**AIM OF THE TASK**
Reproduce the data below word for word.

**DATA TO USE**

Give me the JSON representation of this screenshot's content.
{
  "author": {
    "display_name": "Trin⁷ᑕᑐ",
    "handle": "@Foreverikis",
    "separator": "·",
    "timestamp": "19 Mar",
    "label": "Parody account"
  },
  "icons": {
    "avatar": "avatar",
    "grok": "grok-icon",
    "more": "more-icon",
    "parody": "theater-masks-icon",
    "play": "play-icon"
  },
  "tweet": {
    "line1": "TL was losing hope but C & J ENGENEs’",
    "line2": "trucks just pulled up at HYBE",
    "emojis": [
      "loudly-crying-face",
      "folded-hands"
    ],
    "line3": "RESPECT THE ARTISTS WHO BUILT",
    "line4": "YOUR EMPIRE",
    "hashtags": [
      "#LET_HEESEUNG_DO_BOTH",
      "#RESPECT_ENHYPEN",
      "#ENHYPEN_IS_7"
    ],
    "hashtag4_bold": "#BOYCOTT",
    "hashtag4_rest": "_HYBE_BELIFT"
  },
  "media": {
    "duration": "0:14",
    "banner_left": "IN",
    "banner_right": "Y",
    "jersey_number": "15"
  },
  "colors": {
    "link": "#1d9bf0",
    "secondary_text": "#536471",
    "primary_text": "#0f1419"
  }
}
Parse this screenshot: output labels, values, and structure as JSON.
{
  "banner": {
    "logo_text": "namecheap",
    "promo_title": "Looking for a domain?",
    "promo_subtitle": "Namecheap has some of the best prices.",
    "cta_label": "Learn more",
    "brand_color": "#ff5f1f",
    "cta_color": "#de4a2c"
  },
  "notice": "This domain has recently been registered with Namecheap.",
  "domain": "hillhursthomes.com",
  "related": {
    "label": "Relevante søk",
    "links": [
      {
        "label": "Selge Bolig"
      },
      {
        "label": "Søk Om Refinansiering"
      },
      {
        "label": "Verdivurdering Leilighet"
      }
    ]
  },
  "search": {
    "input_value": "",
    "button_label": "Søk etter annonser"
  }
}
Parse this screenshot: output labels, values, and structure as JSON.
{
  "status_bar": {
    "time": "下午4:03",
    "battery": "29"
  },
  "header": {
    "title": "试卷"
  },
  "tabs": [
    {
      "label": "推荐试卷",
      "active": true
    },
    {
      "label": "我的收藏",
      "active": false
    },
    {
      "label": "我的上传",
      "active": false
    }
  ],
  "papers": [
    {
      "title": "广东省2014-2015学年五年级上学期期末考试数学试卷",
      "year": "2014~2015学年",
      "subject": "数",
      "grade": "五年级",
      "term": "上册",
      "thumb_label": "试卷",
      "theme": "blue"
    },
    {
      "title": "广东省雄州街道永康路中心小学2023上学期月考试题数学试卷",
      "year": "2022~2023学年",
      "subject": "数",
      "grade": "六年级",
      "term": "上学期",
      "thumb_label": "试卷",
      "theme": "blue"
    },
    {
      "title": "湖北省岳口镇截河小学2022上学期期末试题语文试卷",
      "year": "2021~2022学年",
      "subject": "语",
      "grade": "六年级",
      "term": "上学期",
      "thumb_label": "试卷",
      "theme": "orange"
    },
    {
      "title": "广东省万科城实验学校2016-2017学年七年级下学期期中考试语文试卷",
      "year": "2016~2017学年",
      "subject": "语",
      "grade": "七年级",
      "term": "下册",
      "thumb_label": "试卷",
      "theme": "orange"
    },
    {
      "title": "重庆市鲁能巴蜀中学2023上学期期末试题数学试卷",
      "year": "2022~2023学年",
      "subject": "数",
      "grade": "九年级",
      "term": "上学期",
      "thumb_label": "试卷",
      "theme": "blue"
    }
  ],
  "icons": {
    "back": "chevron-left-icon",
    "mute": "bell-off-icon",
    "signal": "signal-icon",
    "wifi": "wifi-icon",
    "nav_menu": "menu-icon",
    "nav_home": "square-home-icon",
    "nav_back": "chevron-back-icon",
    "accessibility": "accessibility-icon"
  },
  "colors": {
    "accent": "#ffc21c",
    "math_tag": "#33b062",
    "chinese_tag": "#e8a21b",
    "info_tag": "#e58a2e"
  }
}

**RESPONSE**
Give me the JSON representation of this screenshot's content.
{
  "author": {
    "display_name": "Trin⁷ᑕᑐ",
    "handle": "@Foreverikis",
    "separator": "·",
    "timestamp": "19 Mar",
    "label": "Parody account"
  },
  "icons": {
    "avatar": "avatar",
    "grok": "grok-icon",
    "more": "more-icon",
    "parody": "theater-masks-icon",
    "play": "play-icon"
  },
  "tweet": {
    "line1": "TL was losing hope but C & J ENGENEs’",
    "line2": "trucks just pulled up at HYBE",
    "emojis": [
      "loudly-crying-face",
      "folded-hands"
    ],
    "line3": "RESPECT THE ARTISTS WHO BUILT",
    "line4": "YOUR EMPIRE",
    "hashtags": [
      "#LET_HEESEUNG_DO_BOTH",
      "#RESPECT_ENHYPEN",
      "#ENHYPEN_IS_7"
    ],
    "hashtag4_bold": "#BOYCOTT",
    "hashtag4_rest": "_HYBE_BELIFT"
  },
  "media": {
    "duration": "0:14",
    "banner_left": "IN",
    "banner_right": "Y",
    "jersey_number": "15"
  },
  "colors": {
    "link": "#1d9bf0",
    "secondary_text": "#536471",
    "primary_text": "#0f1419"
  }
}
Parse this screenshot: output labels, values, and structure as JSON.
{
  "banner": {
    "logo_text": "namecheap",
    "promo_title": "Looking for a domain?",
    "promo_subtitle": "Namecheap has some of the best prices.",
    "cta_label": "Learn more",
    "brand_color": "#ff5f1f",
    "cta_color": "#de4a2c"
  },
  "notice": "This domain has recently been registered with Namecheap.",
  "domain": "hillhursthomes.com",
  "related": {
    "label": "Relevante søk",
    "links": [
      {
        "label": "Selge Bolig"
      },
      {
        "label": "Søk Om Refinansiering"
      },
      {
        "label": "Verdivurdering Leilighet"
      }
    ]
  },
  "search": {
    "input_value": "",
    "button_label": "Søk etter annonser"
  }
}
Parse this screenshot: output labels, values, and structure as JSON.
{
  "status_bar": {
    "time": "下午4:03",
    "battery": "29"
  },
  "header": {
    "title": "试卷"
  },
  "tabs": [
    {
      "label": "推荐试卷",
      "active": true
    },
    {
      "label": "我的收藏",
      "active": false
    },
    {
      "label": "我的上传",
      "active": false
    }
  ],
  "papers": [
    {
      "title": "广东省2014-2015学年五年级上学期期末考试数学试卷",
      "year": "2014~2015学年",
      "subject": "数",
      "grade": "五年级",
      "term": "上册",
      "thumb_label": "试卷",
      "theme": "blue"
    },
    {
      "title": "广东省雄州街道永康路中心小学2023上学期月考试题数学试卷",
      "year": "2022~2023学年",
      "subject": "数",
      "grade": "六年级",
      "term": "上学期",
      "thumb_label": "试卷",
      "theme": "blue"
    },
    {
      "title": "湖北省岳口镇截河小学2022上学期期末试题语文试卷",
      "year": "2021~2022学年",
      "subject": "语",
      "grade": "六年级",
      "term": "上学期",
      "thumb_label": "试卷",
      "theme": "orange"
    },
    {
      "title": "广东省万科城实验学校2016-2017学年七年级下学期期中考试语文试卷",
      "year": "2016~2017学年",
      "subject": "语",
      "grade": "七年级",
      "term": "下册",
      "thumb_label": "试卷",
      "theme": "orange"
    },
    {
      "title": "重庆市鲁能巴蜀中学2023上学期期末试题数学试卷",
      "year": "2022~2023学年",
      "subject": "数",
      "grade": "九年级",
      "term": "上学期",
      "thumb_label": "试卷",
      "theme": "blue"
    }
  ],
  "icons": {
    "back": "chevron-left-icon",
    "mute": "bell-off-icon",
    "signal": "signal-icon",
    "wifi": "wifi-icon",
    "nav_menu": "menu-icon",
    "nav_home": "square-home-icon",
    "nav_back": "chevron-back-icon",
    "accessibility": "accessibility-icon"
  },
  "colors": {
    "accent": "#ffc21c",
    "math_tag": "#33b062",
    "chinese_tag": "#e8a21b",
    "info_tag": "#e58a2e"
  }
}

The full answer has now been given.